The Warrior, then, in his armor and skin, a juxtaposition of defense and vulnerability in one puzzling form. Some battles are begun before we even know what and why we’re fighting. The list for carnage is not solely limited to the animal realm. Certain humans have it too. Never the ones who reluctantly put on their armor and charge into the world to defend something worthy of risk, but those who gleefully gain the submission of others. The bloodthirsty who rarely realize such a want can never be satiated. They will try, though, and the battle to safeguard the world from them falls to the warriors who only fight when absolutely necessary.
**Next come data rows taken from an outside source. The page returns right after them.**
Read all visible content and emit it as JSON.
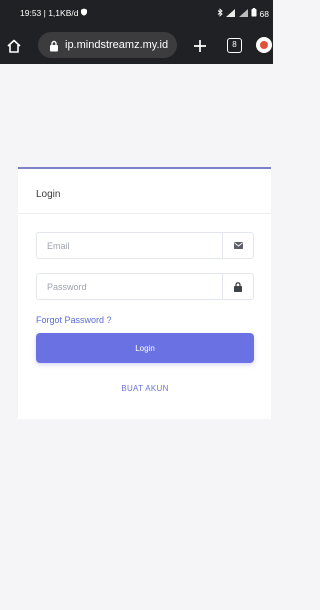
{
  "status_bar": {
    "time_info": "19:53 | 1,1KB/d",
    "battery": "68"
  },
  "browser": {
    "url": "ip.mindstreamz.my.id",
    "tab_count": "8"
  },
  "login_card": {
    "title": "Login",
    "email_placeholder": "Email",
    "password_placeholder": "Password",
    "forgot_password": "Forgot Password ?",
    "login_button": "Login",
    "register_link": "BUAT AKUN"
  },
  "colors": {
    "accent": "#6a72e3",
    "link": "#5a6bd6",
    "card_border_top": "#7d82c8",
    "browser_bg": "#202124"
  },
  "icons": {
    "email_addon": "envelope-icon",
    "password_addon": "lock-icon",
    "url_secure": "lock-icon"
  }
}
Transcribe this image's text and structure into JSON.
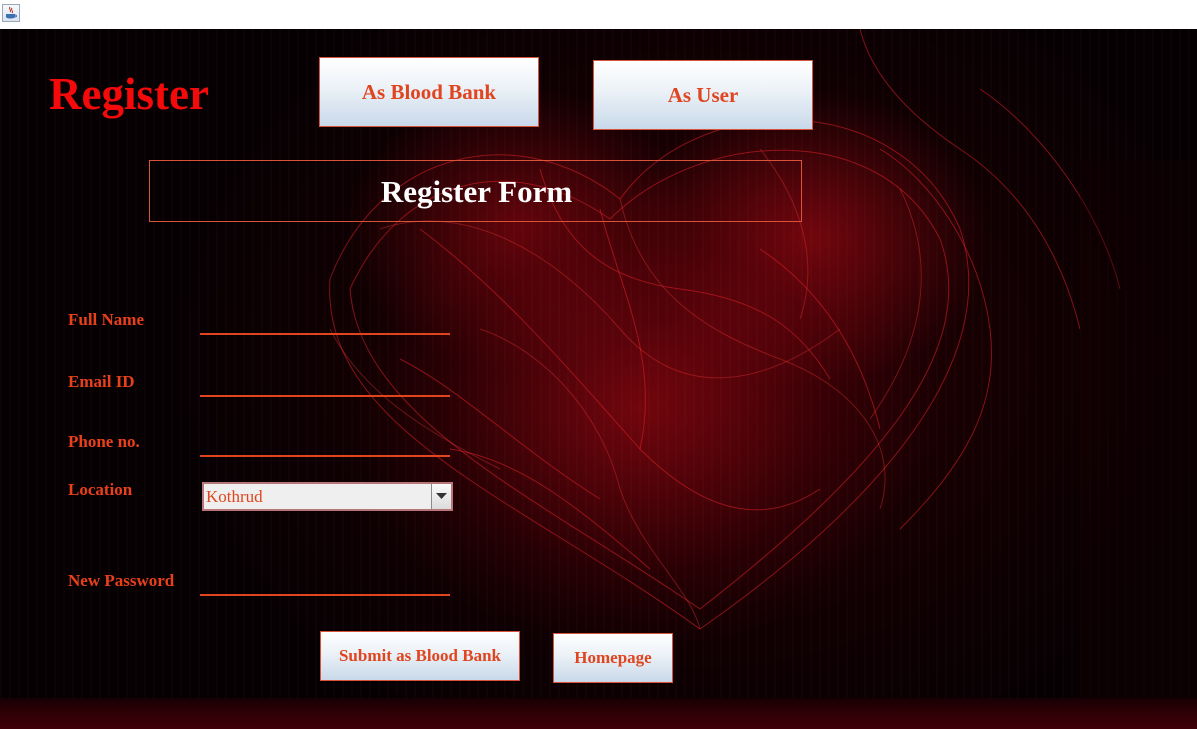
{
  "window": {
    "icon": "java-coffee-cup-icon"
  },
  "header": {
    "title": "Register",
    "as_blood_bank_label": "As Blood Bank",
    "as_user_label": "As User"
  },
  "form": {
    "title": "Register Form",
    "fields": {
      "full_name": {
        "label": "Full Name",
        "value": ""
      },
      "email": {
        "label": "Email ID",
        "value": ""
      },
      "phone": {
        "label": "Phone no.",
        "value": ""
      },
      "location": {
        "label": "Location",
        "value": "Kothrud"
      },
      "new_password": {
        "label": "New Password",
        "value": ""
      }
    },
    "submit_label": "Submit as Blood Bank",
    "homepage_label": "Homepage"
  },
  "colors": {
    "accent": "#e0451f",
    "heading": "#f40a0a",
    "title_text": "#ffffff",
    "background": "#050000"
  }
}
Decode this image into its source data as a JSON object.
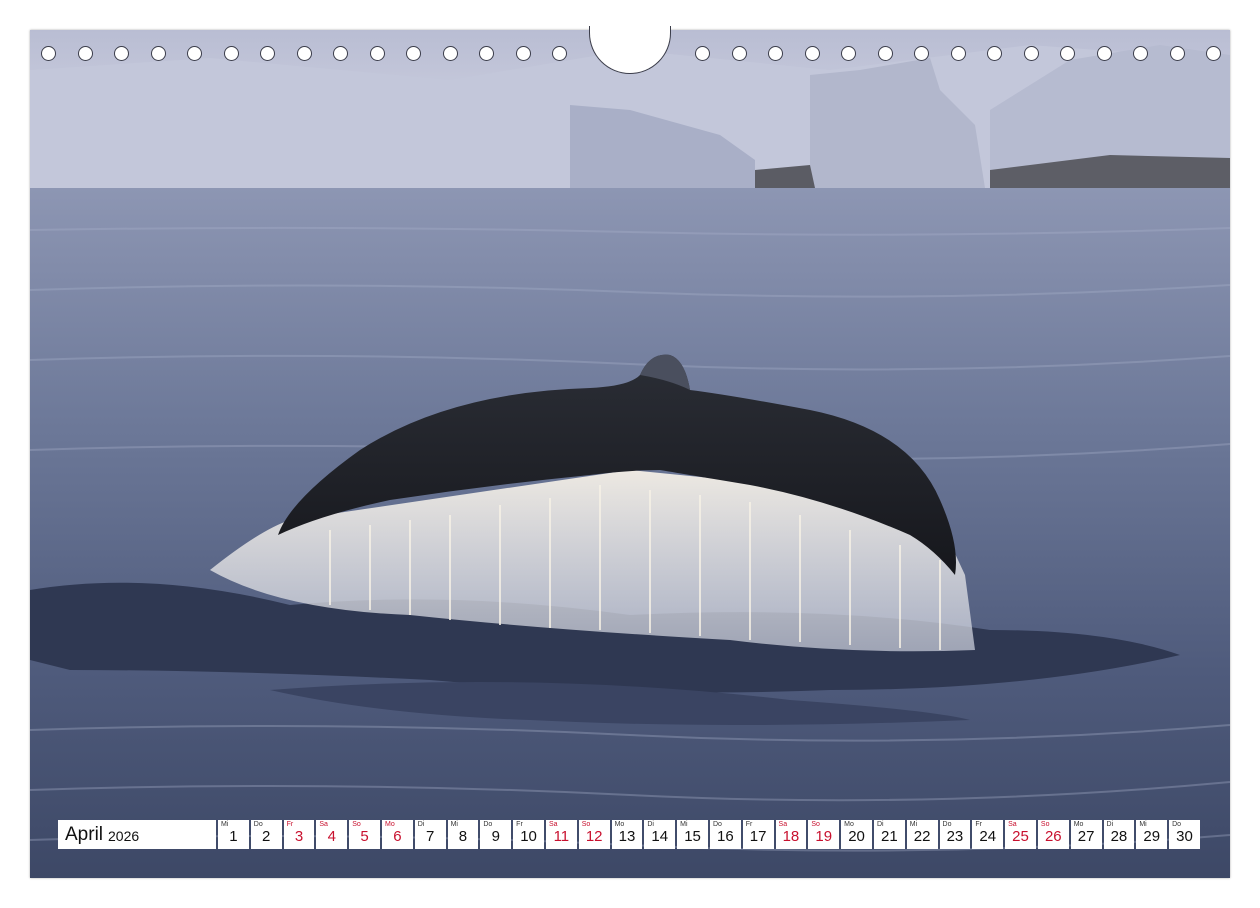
{
  "calendar": {
    "month": "April",
    "year": "2026",
    "days": [
      {
        "dow": "Mi",
        "num": "1",
        "red": false
      },
      {
        "dow": "Do",
        "num": "2",
        "red": false
      },
      {
        "dow": "Fr",
        "num": "3",
        "red": true
      },
      {
        "dow": "Sa",
        "num": "4",
        "red": true
      },
      {
        "dow": "So",
        "num": "5",
        "red": true
      },
      {
        "dow": "Mo",
        "num": "6",
        "red": true
      },
      {
        "dow": "Di",
        "num": "7",
        "red": false
      },
      {
        "dow": "Mi",
        "num": "8",
        "red": false
      },
      {
        "dow": "Do",
        "num": "9",
        "red": false
      },
      {
        "dow": "Fr",
        "num": "10",
        "red": false
      },
      {
        "dow": "Sa",
        "num": "11",
        "red": true
      },
      {
        "dow": "So",
        "num": "12",
        "red": true
      },
      {
        "dow": "Mo",
        "num": "13",
        "red": false
      },
      {
        "dow": "Di",
        "num": "14",
        "red": false
      },
      {
        "dow": "Mi",
        "num": "15",
        "red": false
      },
      {
        "dow": "Do",
        "num": "16",
        "red": false
      },
      {
        "dow": "Fr",
        "num": "17",
        "red": false
      },
      {
        "dow": "Sa",
        "num": "18",
        "red": true
      },
      {
        "dow": "So",
        "num": "19",
        "red": true
      },
      {
        "dow": "Mo",
        "num": "20",
        "red": false
      },
      {
        "dow": "Di",
        "num": "21",
        "red": false
      },
      {
        "dow": "Mi",
        "num": "22",
        "red": false
      },
      {
        "dow": "Do",
        "num": "23",
        "red": false
      },
      {
        "dow": "Fr",
        "num": "24",
        "red": false
      },
      {
        "dow": "Sa",
        "num": "25",
        "red": true
      },
      {
        "dow": "So",
        "num": "26",
        "red": true
      },
      {
        "dow": "Mo",
        "num": "27",
        "red": false
      },
      {
        "dow": "Di",
        "num": "28",
        "red": false
      },
      {
        "dow": "Mi",
        "num": "29",
        "red": false
      },
      {
        "dow": "Do",
        "num": "30",
        "red": false
      }
    ]
  },
  "colors": {
    "red_day": "#c8102e",
    "water": "#5c6a8a",
    "ice": "#c9cde0"
  }
}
Which side is this warrior on? Ahh, that is the question. Many a noble-seeming soldier has turned in the end, many a righteous warrior has fallen victim to glory. That’s the real danger, isn’t it? Who can stay steadfast to the marrow…
“A truly brave man is ever serene; he is never taken by surprise; nothing ruffles the equanimity of his spirit. In the heat of battle he remains cool; in the midst of catastrophes he keeps level his mind. Earthquakes do not shake him, he laughs at storms. We admire him as truly great, who, in the menacing presence of danger or death, retains his self-possession; who, for instance, can compose a poem under impending peril or hum a strain in the face of death. Such indulgence betraying no tremor in the writing or in the voice, is taken as an infallible index of a large nature—of what we call a capacious mind (Yoyū), which, far from being pressed or crowded, has always room for something more.” ― Inazo Nitobe
“For to win one hundred victories in one hundred battles is not the acme of skill. To subdue the enemy without fighting is the acme of skill.” – Sun Tzu
“The dance of battle is always played to the same impatient rhythm. What begins in a surge of violent motion is always reduced to the perfectly still.” – Sun TzuBack to Blog